For most people in the creative industries the main focus of their time and energy is their work. For a musician, writer, actor or visual artist, creating their opus and developing their creative genius is a priority, and quite rightly so.
Next up in the list of importance is getting the work out to the public, i.e. securing an exhibition, concert, book or record deal.
If you are lucky enough to have that step in place, often enough other factors such as legal, financial and practical matters fade into a fuzzy buzz that fall into the categories of “not that important” and “will sort itself out”. After all, that’s what your manager/gallerist/mum is there for, right?

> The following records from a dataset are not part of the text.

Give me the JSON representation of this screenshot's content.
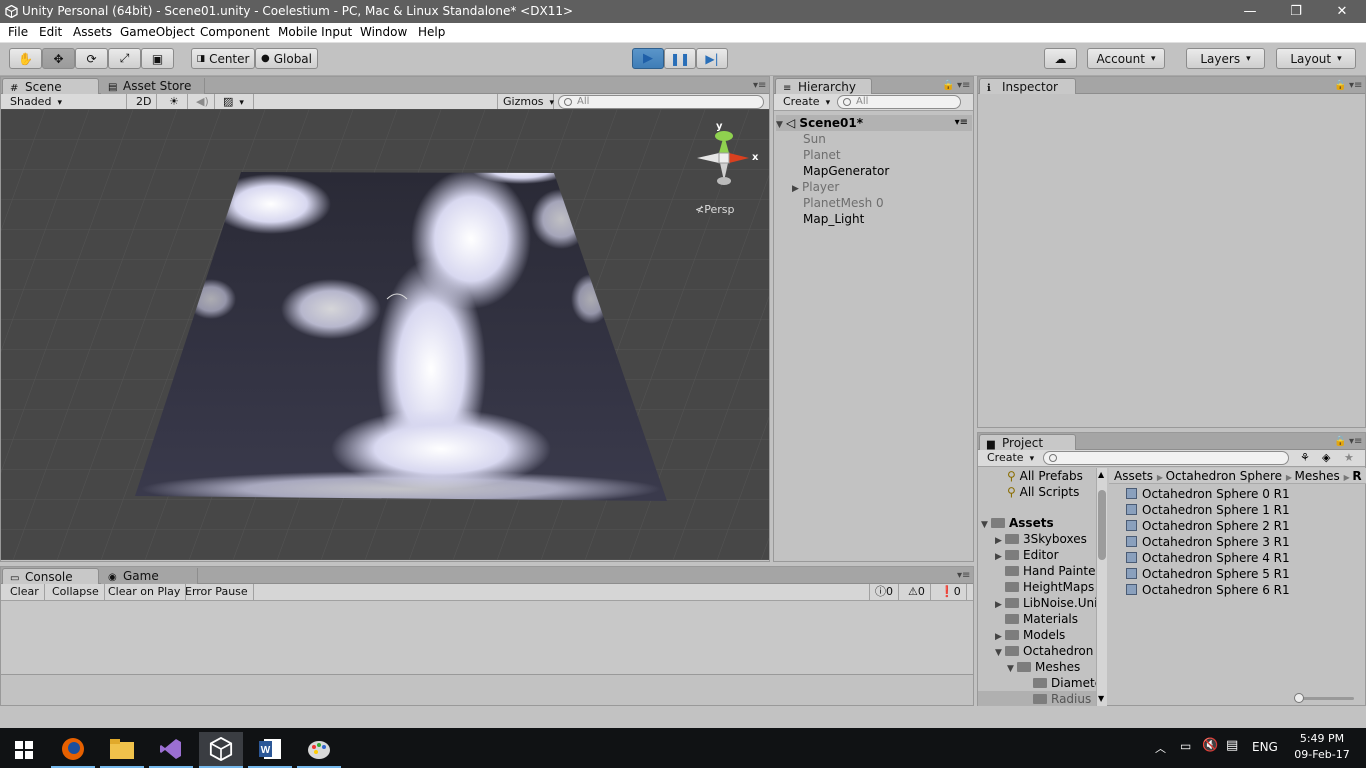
{
  "window": {
    "title": "Unity Personal (64bit) - Scene01.unity - Coelestium - PC, Mac & Linux Standalone* <DX11>",
    "minimize": "—",
    "restore": "❐",
    "close": "✕"
  },
  "menu": [
    "File",
    "Edit",
    "Assets",
    "GameObject",
    "Component",
    "Mobile Input",
    "Window",
    "Help"
  ],
  "toolbar": {
    "pivot": "Center",
    "space": "Global",
    "account": "Account",
    "layers": "Layers",
    "layout": "Layout"
  },
  "scene_tabs": {
    "scene": "Scene",
    "asset_store": "Asset Store"
  },
  "scene_bar": {
    "shading": "Shaded",
    "mode2d": "2D",
    "gizmos": "Gizmos",
    "search_placeholder": "All"
  },
  "gizmo": {
    "y": "y",
    "x": "x",
    "persp": "Persp"
  },
  "hierarchy": {
    "tab": "Hierarchy",
    "create": "Create",
    "search_placeholder": "All",
    "scene": "Scene01*",
    "items": [
      "Sun",
      "Planet",
      "MapGenerator",
      "Player",
      "PlanetMesh 0",
      "Map_Light"
    ]
  },
  "inspector": {
    "tab": "Inspector"
  },
  "console": {
    "tab": "Console",
    "game_tab": "Game",
    "clear": "Clear",
    "collapse": "Collapse",
    "clear_on_play": "Clear on Play",
    "error_pause": "Error Pause",
    "info_count": "0",
    "warn_count": "0",
    "error_count": "0"
  },
  "project": {
    "tab": "Project",
    "create": "Create",
    "favorites": [
      "All Prefabs",
      "All Scripts"
    ],
    "assets_root": "Assets",
    "tree": [
      "3Skyboxes",
      "Editor",
      "Hand Painted",
      "HeightMaps",
      "LibNoise.Unity",
      "Materials",
      "Models",
      "Octahedron",
      "Meshes",
      "Diameter",
      "Radius"
    ],
    "breadcrumb": [
      "Assets",
      "Octahedron Sphere",
      "Meshes",
      "R"
    ],
    "files": [
      "Octahedron Sphere 0 R1",
      "Octahedron Sphere 1 R1",
      "Octahedron Sphere 2 R1",
      "Octahedron Sphere 3 R1",
      "Octahedron Sphere 4 R1",
      "Octahedron Sphere 5 R1",
      "Octahedron Sphere 6 R1"
    ]
  },
  "taskbar": {
    "lang": "ENG",
    "time": "5:49 PM",
    "date": "09-Feb-17"
  }
}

Well, unfortunately, your manager or gallerist also has a business to run and may sometimes arrange things to their own advantage, not necessarily yours (although we hope your mum will always be on your side).
It’s very worthwhile to get your head around a few important matters, because although being a starving artist always sounds attractive, you’ll be kicking yourself if you lose out on money that was rightfully yours. Copyright law is one of them.
What does copyright apply to?
Copyright applies to materialised ideas. If you talked about an idea you had while at the pub, but you never actualised it, and then your mate went ahead and created it – they’re not the greatest mate you could have, but they’re not in breach of copyright.
Give me an example?
Copyright can be applied to intellectual property from any creative field. This includes:
- Visual arts: sculpture, paintings, photographs, architecture and less traditional mediums like graphic design and integrated design.
- Written word: poems, novels, short stories, blogs and website copy.
- poems, novels, short stories.
- Audiovisual works: films, TV shows and music videos.
- Dramatic works including music.
How do you protect your work with copyright?
Once your painting is painted, album recorded or story written, it’s automatically copyrighted. It really helps, in terms of proving you made it, if other people see it too – for example, not just a story secretly written in your notebook, but published on your blog. If you have concerns about this, you can register the work for a small fee with a company such as the UK Copyright Service which will provide independent proof of ownership.
What are the benefits of copyright?
With your copyrighted work, you will be the only person who has the right to copy distribute, display or perform it in public, or make a derivative work (a sequel or offshoot). You can also give or lease your permission for someone else to do this.
Copyright is a nuanced business, so if you need more details, have a look at the Government’s Copyright page. Got a good idea of how it works now? Try this copyright quiz from legal expert Lawbite to see if you’re ready to impress your artistic colleagues with your newfound expertise.